Statutory Consultee on Listed Building Consent
We are recognised as one of the National Amenity Societies under the Planning (Listed Buildings and Conservation Areas) Act 1990. This means we are a statutory consultee on applications for listed building consent in England and Wales. Under the Arrangements for Handling Heritage Applications – notification to Historic England and National Amenity Societies and the Secretary of State (England) Direction 2021 local planning authorities are obliged to consult the amenity societies on all applications involving the partial or total demolition of a listed building.
We campaign for buildings of all ages and all types.
We are unique amongst the Amenity Societies in that our remit covers buildings of all types and all ages. ‘Ancient Monument’ is an ambiguous term, but we take it to mean any man-made structure of architectural or historical interest – including houses, whether vernacular or polite, barns, almshouses, dovecotes, mills, churches and chapels.
We are supported by an annual grant from Historic England to assist us to perform our casework functions. We are grateful too for the annual subsidy from Cadw.
What does being statutory consultee on listed building consent involve?
Each week we receive notice of listed building and planning applications which involve alterations or the loss of historic fabric in both listed buildings and non-designated heritage assets within conservation areas. We play a vital role in commenting on such applications; preventing unnecessary destruction, opposing unsympathetic conversion, and championing sensitive new design in historic settings. Our comments are considered by both local authorities and Government departments in determining these applications.
Matthew Saunders, Lucie Carayon and Ross Anthony handle over 5,000 such cases each year, of which about 30 will threaten total destruction. That last figure is dramatically less than the 693 listed buildings that faced applications for total demolition in 1979.
The AMS has helped to change the culture in the 3 or 4 decades since then such that although the numbers of listed buildings has doubled in that period, the number of applications to demolish completely has plummetted.
How can I find out about cases you have commented on?
Our Casework Gallery shows some of the key cases we have handled in recent years.
The Society publishes three Newsletters each year which give a brief summary of key cases and news from the heritage sector. We also publish an annual volume of Transactions, in which select heritage buildings and cases are discussed and illustrated in greater depth. Newsletters and Transactions are mailed to all members as a benefit of membership. Back issues of the Transactions are available to purchase, and Newsletters can be sent out on request.
Volunteer to help
We welcome volunteers who are able to act as our local eyes and ears.
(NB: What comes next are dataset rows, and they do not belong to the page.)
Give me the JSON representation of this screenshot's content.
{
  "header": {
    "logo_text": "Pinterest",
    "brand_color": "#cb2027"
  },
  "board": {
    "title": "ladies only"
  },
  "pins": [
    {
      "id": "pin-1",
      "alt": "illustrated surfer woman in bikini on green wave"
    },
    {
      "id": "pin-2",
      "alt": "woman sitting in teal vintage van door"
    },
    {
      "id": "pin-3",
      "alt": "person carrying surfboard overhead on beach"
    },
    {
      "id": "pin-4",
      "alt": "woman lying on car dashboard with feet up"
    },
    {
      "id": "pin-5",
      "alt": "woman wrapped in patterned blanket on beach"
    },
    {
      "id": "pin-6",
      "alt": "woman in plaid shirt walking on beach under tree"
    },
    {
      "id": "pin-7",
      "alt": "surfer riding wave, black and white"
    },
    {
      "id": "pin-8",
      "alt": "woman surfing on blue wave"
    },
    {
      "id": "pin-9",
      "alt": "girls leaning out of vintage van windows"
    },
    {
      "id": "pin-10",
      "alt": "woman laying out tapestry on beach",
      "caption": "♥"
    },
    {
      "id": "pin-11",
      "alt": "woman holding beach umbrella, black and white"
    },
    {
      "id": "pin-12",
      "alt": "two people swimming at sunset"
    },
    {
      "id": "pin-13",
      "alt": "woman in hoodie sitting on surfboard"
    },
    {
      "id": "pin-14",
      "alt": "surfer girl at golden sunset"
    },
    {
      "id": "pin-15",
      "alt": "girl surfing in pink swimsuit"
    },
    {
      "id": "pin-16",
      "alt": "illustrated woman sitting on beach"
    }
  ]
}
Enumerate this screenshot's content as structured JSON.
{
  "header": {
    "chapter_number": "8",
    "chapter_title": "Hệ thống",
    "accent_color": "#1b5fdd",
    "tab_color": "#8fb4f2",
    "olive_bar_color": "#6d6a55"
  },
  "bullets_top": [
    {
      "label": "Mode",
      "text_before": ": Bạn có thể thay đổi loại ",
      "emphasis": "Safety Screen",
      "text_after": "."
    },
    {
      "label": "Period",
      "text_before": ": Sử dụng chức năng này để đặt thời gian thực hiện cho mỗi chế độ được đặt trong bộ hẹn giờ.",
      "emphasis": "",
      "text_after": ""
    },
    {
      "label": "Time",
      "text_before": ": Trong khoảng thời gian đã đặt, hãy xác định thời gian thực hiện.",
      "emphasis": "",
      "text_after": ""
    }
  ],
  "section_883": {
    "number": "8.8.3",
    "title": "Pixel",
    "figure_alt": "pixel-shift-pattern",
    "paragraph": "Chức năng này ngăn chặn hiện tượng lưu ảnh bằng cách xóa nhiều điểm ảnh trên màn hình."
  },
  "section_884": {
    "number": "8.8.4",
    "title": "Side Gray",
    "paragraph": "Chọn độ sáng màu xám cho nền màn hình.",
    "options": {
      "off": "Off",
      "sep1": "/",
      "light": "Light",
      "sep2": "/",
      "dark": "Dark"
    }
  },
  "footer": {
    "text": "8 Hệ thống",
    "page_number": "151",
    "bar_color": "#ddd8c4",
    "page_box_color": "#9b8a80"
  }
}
If you have a basic knowledge of architectural history or conservation, your own transport, and a camera, you may wish to register as a volunteer.